Advocate: I-35 Homeless Encampment Fire Highlights Duluth’s Affordable Housing Crisis
DULUTH, Minn. – Duluth’s top homeless outreach advocate is speaking out one day after a homeless camp in Duluth created quite the fire and smoke show under a busy stretch of I-35 downtown.
Deb Holman, outreach coordinator for CHUM and the Human Development Center, said homeless advocates and the Minnesota Department of Transportation are working together to try to find at least 20 people a new place to live after part of their camp started on fire.
The fire happened Monday evening under the Mesaba Avenue and Superior Street exit ramp.
Nobody was injured, but the flames were big and three people who lived their lost all their belongings.

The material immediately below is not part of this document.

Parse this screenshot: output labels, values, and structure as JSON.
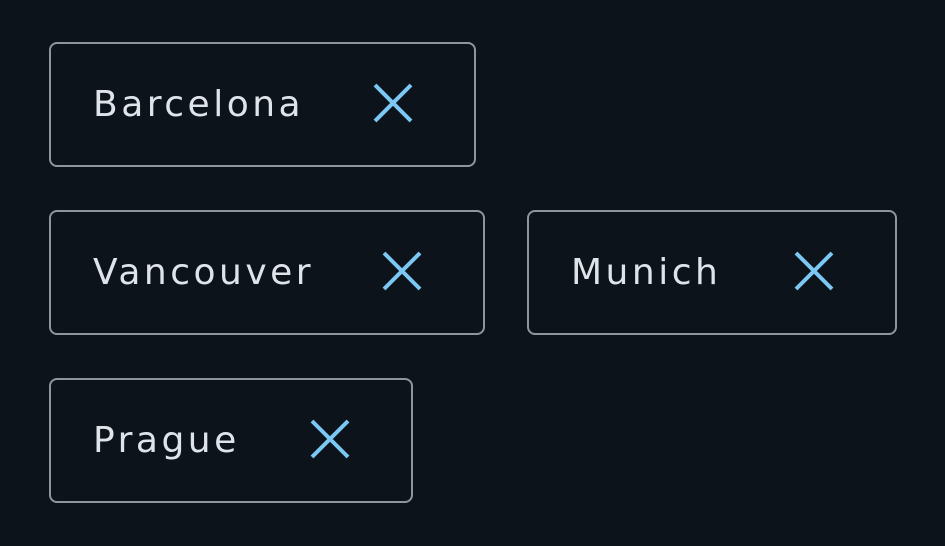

But the problem is larger than that. The encampment, which Holman said has been used since last winter by many, is full of garbage and drug paraphernalia, like needles, making it a serious safety and health concern. This is why MnDOT is in discussions with advocates about how to move forward.
Meanwhile, Holman said this one camp is just one visual of how big the homeless problem has become in Duluth.
“We have a large-scale homeless problem that isn’t getting better. It’s only getting worse. It’s just harder and harder to find a place. So even people that might have a Section 8 voucher, they might not ever find anything, and then they have to start over and wait two years again,” said Holman.
MnDOT said bridge crews surveyed the area of the fire Tuesday and found “no significant concern” to the structure of the ramp. Clean-up crews will tackle the garbage and debris later this week.
The CHUM drop-in center in Duluth has been packed all summer, which is usually a time when the number of visitors falls off, according to Holman, so the need this winter is expected to be strong.
Last year, the drop-in center and the city’s warming center saw 600 individual people needing a safe place to stay.